Cleveland also has bullpen issues (interesting how much better the NL bullpens are than most of these AL ‘pens) –their closer got TORCHED the last two months and was removed from the closer’s role in the midst of the Indians’ 10-game winning streak. What separates the Tribe from the Sox and Tigers is the number of viable alternatives they can choose from – their lone lefty reliever, Mark Rzepczynski, has been excellent since joining the team, and Joe Smith, Cody Allen, and Brian Shaw all have excellent numbers out of the bullpen. Look for manager Terry Francona to play the ‘hot hand’ for as long as Cleveland remains in the postseason.
The Rays and A’s have VERY similar bullpens. Both offer depth, consistency, and matchup options. If you prefer control, the A’s are your pick – if you prefer strikeouts, the Rays get the nod. I think strikeout pitching plays up in the postseason, but I’m going with the A’s by the slimmest of margins. Oakland has SEVEN effective relievers to call upon, including two very good southpaws, which allows them to play matchups as early as the sixth inning. The Rays have five dependable relievers, each with excellent strikeout rates, that Joe Maddon can summon. Close call, but I’ll take the A’s depth.
World Series Chances
5 Tampa Bay
NOTES: As in the NL, I am putting the two wild-card teams at the bottom because the outcome of that game is so unpredictable. In the Rays’ case, if they win their reward is a trip to Fenway, with their top two starters spent…that’s a tall task. I actually believe Cleveland is going to pull this game out, but we will all know the outcome by the time you’re reading this…
Oakland has a nice team – and I’m rooting for them to upset the Tigers – but Boston and Detroit were the best in the AL by far this year. Both outscored their opponents by over 170 runs – and while (again) anything is possible in a short series, I like these teams’ chances to face off in what could be an epic ALCS. I see no reason to believe that Boston will go quietly, but I can’t bet against Detroit’s rotation – I think the Tigers will prevail in the AL.

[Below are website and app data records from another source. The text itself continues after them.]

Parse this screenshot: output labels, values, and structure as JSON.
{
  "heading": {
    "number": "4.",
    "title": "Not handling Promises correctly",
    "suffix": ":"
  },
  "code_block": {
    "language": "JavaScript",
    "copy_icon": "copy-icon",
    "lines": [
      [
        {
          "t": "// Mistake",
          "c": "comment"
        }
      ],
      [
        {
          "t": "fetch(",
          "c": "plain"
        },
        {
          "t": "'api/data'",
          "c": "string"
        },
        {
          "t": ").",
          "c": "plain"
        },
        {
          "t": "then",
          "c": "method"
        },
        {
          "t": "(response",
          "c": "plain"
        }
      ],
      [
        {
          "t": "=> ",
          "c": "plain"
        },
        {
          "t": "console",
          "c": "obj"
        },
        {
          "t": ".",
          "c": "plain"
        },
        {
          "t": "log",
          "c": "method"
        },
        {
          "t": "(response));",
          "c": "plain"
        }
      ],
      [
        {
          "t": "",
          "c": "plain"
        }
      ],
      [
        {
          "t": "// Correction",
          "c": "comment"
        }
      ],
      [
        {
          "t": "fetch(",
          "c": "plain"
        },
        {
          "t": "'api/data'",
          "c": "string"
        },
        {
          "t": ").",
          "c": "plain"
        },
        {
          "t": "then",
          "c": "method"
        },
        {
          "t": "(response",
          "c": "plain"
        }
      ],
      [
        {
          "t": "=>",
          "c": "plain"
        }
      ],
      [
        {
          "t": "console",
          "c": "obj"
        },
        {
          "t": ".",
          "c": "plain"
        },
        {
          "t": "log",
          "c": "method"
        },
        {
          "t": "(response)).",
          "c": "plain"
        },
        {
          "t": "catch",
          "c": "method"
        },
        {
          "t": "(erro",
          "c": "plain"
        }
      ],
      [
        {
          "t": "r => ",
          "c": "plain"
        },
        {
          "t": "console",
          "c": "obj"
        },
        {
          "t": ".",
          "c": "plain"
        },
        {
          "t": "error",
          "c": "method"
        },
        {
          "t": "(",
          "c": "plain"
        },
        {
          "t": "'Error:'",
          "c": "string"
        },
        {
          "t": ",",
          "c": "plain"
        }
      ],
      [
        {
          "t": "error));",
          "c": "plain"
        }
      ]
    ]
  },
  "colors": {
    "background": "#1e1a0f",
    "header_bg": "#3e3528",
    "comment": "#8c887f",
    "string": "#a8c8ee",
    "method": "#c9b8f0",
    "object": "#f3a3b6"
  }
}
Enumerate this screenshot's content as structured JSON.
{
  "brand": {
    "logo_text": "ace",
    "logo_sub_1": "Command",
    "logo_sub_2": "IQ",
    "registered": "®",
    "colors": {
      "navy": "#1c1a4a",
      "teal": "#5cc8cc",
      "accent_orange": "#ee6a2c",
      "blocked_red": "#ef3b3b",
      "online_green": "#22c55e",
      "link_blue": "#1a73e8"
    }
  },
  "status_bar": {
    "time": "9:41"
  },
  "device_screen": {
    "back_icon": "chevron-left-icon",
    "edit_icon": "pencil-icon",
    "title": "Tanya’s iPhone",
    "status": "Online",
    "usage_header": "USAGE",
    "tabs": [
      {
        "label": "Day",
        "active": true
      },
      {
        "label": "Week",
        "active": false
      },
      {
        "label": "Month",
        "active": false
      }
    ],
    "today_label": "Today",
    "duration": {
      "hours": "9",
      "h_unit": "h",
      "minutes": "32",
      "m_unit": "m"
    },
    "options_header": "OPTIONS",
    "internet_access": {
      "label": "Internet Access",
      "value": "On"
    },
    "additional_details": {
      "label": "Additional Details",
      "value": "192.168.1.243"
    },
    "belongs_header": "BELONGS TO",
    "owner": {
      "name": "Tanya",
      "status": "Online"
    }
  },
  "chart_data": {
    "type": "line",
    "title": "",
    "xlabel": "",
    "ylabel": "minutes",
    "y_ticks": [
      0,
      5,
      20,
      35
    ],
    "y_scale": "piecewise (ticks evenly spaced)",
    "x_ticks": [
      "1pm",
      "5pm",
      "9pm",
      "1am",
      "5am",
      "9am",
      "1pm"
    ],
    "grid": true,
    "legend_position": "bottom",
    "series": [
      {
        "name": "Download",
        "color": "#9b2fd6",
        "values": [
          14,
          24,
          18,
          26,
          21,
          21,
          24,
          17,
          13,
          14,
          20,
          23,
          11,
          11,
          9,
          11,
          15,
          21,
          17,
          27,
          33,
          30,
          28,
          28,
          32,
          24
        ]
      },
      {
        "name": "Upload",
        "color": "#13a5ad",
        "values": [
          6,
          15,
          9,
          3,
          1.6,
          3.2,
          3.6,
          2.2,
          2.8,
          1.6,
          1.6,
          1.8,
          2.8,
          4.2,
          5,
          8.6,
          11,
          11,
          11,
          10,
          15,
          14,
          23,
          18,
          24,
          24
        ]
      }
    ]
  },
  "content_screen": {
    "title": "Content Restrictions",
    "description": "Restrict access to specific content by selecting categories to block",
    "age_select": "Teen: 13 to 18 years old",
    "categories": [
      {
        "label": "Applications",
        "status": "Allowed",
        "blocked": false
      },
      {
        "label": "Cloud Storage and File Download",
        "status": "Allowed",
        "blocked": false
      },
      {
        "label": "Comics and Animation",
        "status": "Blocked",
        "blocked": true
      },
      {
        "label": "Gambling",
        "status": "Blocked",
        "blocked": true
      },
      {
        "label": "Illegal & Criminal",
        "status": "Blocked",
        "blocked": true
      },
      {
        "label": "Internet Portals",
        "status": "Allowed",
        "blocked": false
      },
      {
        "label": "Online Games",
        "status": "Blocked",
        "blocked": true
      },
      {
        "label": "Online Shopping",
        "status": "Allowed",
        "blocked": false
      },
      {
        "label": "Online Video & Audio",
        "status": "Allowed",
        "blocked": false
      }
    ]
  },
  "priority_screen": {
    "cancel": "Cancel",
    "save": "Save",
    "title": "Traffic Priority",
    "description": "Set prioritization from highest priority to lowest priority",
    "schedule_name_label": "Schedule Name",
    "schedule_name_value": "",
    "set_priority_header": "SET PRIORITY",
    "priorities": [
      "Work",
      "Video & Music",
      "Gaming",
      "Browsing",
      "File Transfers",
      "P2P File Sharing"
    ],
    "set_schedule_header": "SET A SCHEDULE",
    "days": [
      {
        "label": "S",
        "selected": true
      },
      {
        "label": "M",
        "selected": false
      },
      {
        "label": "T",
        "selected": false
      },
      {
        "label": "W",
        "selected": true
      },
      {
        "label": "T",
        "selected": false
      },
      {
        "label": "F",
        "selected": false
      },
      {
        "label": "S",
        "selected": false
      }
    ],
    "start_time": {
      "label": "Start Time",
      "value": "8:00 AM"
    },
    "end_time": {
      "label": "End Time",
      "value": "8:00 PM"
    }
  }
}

Dave Glass can be reached at firstname.lastname@example.org or at https://www.facebook.com/david.s.glass.3